(Records to process)
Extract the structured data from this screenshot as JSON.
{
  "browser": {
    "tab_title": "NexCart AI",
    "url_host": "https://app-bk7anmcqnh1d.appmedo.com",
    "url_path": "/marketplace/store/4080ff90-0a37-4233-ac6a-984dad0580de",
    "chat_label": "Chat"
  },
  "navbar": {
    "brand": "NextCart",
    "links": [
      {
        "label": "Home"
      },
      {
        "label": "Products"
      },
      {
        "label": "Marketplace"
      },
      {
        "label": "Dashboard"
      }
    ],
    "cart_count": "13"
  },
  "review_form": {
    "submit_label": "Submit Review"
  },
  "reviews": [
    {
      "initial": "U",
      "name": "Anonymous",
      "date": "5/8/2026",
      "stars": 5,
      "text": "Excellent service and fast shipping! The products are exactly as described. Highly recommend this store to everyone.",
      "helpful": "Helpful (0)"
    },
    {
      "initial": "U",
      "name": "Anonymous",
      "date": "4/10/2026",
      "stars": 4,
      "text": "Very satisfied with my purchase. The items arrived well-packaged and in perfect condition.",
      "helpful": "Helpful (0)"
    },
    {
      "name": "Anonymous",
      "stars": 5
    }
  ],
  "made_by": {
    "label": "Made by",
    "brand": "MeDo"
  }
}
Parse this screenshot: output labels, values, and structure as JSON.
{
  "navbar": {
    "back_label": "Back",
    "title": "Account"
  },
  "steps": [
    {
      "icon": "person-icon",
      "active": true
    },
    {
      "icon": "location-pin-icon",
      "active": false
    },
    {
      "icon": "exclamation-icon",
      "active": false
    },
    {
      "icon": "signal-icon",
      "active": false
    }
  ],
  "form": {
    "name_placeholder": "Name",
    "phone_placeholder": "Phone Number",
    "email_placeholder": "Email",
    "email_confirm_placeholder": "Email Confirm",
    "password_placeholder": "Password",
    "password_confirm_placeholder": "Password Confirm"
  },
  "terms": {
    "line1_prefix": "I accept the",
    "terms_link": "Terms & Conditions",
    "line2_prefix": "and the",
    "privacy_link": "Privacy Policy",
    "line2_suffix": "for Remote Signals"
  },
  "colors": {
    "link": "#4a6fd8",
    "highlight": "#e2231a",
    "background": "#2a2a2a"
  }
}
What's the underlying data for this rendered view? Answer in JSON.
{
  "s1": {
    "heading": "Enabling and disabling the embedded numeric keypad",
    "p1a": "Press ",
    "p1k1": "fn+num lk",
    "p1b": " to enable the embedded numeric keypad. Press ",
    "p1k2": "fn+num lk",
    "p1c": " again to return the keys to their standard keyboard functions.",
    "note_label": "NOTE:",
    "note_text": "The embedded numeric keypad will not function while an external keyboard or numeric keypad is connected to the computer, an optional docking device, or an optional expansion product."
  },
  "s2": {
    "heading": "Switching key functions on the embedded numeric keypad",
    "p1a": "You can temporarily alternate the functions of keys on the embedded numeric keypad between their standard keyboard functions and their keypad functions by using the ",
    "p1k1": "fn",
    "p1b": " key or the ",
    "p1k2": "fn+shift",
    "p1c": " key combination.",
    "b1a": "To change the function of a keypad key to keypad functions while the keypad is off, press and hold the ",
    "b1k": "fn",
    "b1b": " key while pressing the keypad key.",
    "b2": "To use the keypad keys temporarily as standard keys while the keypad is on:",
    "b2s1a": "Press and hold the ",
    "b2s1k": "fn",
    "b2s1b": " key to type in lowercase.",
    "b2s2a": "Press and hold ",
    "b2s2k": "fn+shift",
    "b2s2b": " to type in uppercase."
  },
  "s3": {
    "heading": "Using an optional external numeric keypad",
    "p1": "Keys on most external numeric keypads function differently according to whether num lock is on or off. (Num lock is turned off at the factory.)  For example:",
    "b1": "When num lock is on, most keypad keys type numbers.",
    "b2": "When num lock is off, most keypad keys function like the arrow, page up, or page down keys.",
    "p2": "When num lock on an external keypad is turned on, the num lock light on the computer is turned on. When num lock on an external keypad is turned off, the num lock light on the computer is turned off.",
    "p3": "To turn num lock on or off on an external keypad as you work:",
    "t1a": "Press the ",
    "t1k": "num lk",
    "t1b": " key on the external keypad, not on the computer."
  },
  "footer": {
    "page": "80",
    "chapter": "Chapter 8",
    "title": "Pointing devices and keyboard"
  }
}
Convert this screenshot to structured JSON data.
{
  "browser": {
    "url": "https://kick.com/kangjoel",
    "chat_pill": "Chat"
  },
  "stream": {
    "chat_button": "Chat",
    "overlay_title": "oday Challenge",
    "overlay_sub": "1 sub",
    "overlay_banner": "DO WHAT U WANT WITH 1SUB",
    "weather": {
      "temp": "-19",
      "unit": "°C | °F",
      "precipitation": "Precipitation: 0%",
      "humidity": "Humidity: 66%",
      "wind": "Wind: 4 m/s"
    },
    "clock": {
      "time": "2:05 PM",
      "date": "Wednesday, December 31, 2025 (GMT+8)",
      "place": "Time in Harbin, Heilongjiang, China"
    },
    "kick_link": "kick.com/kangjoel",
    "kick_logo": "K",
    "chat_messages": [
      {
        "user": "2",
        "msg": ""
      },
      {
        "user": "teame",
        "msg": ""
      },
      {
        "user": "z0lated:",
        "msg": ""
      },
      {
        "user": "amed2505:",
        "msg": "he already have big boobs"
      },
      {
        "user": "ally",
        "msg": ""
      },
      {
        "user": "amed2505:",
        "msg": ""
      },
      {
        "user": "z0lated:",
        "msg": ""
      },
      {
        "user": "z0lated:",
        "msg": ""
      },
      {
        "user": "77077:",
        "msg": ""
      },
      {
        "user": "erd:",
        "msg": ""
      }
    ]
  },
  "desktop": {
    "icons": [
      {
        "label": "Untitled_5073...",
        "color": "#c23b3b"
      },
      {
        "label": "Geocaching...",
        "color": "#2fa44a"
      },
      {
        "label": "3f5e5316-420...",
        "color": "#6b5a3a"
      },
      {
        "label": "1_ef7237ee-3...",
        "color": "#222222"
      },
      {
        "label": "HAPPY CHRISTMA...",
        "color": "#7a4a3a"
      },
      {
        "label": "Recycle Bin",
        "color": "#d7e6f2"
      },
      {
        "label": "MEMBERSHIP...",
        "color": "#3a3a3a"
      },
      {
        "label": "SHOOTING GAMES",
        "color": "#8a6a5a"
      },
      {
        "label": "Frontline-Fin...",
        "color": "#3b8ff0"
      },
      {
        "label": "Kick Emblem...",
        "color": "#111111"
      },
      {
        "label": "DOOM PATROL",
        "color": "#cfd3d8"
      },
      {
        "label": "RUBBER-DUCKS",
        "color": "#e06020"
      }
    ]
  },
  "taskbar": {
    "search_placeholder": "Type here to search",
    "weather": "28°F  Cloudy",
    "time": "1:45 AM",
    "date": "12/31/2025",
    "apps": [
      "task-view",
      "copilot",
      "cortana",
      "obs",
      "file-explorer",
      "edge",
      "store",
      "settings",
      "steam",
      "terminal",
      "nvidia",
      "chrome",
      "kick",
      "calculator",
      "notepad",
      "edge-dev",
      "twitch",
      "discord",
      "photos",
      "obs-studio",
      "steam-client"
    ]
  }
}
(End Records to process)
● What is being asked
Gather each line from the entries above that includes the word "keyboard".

● Solution below
    "p1c": " again to return the keys to their standard keyboard functions.",
    "note_text": "The embedded numeric keypad will not function while an external keyboard or numeric keypad is connected to the computer, an optional docking device, or an optional expansion product."
    "p1a": "You can temporarily alternate the functions of keys on the embedded numeric keypad between their standard keyboard functions and their keypad functions by using the ",
    "title": "Pointing devices and keyboard"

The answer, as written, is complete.